Excerpts from an interface dataset:
##########

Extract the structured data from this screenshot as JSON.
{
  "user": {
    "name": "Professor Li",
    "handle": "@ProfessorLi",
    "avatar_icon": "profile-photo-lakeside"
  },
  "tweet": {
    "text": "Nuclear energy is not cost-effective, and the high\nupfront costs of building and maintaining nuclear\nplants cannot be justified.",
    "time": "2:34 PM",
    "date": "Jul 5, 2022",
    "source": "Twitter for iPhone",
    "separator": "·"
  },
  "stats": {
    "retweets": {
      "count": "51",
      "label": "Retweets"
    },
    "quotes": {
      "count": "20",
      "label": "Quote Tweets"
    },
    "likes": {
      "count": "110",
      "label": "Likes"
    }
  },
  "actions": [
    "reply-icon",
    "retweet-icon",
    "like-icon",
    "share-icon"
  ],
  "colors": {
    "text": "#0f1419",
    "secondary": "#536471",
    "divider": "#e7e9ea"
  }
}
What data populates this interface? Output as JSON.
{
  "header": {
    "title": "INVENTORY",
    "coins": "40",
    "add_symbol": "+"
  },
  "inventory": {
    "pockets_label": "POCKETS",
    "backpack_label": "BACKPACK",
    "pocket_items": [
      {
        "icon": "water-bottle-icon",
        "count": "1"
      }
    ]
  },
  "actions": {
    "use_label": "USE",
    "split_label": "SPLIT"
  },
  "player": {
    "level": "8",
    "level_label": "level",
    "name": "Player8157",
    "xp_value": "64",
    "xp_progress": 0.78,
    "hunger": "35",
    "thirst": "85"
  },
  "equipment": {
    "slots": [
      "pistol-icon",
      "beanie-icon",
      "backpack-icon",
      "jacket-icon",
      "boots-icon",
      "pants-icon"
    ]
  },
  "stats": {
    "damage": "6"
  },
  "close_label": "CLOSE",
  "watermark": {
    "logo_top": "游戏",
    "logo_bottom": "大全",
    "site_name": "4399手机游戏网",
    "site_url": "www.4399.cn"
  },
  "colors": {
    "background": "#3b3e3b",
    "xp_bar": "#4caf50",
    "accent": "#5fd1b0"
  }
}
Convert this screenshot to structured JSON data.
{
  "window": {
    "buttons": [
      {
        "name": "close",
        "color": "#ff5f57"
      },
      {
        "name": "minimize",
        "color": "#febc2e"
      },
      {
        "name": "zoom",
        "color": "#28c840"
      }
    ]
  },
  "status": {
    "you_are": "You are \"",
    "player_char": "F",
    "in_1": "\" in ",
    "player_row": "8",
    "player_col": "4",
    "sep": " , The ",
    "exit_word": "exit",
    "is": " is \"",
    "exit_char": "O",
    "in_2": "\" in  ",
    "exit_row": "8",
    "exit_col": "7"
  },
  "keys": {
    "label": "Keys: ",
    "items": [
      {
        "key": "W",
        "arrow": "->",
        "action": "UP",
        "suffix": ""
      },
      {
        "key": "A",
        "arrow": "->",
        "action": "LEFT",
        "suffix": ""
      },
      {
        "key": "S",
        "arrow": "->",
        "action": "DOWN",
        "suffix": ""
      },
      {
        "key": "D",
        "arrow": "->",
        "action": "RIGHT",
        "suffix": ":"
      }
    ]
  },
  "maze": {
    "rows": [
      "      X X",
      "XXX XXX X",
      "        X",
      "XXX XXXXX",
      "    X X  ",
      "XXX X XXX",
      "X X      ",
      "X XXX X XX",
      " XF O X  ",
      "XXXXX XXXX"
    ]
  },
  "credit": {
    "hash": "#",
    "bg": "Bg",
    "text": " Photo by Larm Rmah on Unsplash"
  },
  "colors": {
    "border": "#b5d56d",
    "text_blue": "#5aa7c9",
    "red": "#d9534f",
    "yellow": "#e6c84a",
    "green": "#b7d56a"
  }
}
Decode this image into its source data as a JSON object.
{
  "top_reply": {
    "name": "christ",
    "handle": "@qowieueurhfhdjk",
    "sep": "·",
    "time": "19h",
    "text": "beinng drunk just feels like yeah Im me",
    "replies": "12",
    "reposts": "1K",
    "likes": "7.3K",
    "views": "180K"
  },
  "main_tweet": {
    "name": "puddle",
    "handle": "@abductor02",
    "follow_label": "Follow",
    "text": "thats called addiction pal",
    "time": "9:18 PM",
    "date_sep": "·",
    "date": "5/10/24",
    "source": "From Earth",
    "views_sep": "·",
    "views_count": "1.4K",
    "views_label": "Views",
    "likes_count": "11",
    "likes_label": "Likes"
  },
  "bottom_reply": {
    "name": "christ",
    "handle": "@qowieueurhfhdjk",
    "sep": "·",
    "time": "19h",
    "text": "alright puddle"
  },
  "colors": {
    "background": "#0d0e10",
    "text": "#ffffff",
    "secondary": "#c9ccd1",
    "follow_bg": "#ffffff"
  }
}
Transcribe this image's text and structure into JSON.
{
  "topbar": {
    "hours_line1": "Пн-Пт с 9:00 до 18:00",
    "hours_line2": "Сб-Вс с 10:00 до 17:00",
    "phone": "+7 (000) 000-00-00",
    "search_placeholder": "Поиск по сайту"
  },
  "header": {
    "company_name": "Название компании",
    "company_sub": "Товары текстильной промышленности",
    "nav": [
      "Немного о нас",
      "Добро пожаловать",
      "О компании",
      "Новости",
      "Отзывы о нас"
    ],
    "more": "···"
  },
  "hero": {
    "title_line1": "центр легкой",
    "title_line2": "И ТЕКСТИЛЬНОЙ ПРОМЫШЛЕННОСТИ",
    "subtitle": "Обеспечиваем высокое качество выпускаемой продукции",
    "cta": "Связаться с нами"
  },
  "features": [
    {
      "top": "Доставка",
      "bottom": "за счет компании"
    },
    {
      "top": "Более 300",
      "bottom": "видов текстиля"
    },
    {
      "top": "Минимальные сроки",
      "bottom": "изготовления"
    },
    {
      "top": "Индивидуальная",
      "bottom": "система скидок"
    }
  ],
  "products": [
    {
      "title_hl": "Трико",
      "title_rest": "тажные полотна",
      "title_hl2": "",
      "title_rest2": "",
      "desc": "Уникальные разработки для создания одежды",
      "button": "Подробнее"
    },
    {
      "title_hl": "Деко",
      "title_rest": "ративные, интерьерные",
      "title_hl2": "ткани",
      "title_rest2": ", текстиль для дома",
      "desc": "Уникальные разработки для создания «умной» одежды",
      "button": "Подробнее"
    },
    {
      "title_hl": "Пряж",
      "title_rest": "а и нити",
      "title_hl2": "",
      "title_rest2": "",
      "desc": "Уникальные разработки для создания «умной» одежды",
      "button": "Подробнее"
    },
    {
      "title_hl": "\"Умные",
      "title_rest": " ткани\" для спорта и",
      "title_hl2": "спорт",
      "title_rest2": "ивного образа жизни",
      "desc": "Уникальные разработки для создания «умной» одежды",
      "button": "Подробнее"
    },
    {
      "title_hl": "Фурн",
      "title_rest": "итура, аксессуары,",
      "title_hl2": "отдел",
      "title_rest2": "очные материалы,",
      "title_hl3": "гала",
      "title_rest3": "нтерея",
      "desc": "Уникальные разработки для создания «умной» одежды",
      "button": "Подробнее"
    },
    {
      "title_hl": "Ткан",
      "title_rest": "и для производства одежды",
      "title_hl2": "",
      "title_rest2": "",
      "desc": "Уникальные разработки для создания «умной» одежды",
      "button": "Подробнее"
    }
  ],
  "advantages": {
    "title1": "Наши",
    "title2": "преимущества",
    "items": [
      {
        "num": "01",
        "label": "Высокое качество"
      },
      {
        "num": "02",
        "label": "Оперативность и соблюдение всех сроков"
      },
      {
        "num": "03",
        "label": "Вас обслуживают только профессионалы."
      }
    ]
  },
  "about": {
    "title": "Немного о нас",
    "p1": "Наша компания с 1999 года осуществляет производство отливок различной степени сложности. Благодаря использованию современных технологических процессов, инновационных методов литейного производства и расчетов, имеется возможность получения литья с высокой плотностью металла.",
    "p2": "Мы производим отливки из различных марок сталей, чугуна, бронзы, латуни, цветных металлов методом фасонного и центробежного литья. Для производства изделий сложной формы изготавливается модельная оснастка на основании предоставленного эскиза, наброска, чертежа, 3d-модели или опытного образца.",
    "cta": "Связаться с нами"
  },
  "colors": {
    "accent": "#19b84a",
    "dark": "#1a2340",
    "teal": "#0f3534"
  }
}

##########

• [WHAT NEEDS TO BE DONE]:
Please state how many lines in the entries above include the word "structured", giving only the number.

• [SOLUTION TO THIS TASK]:
2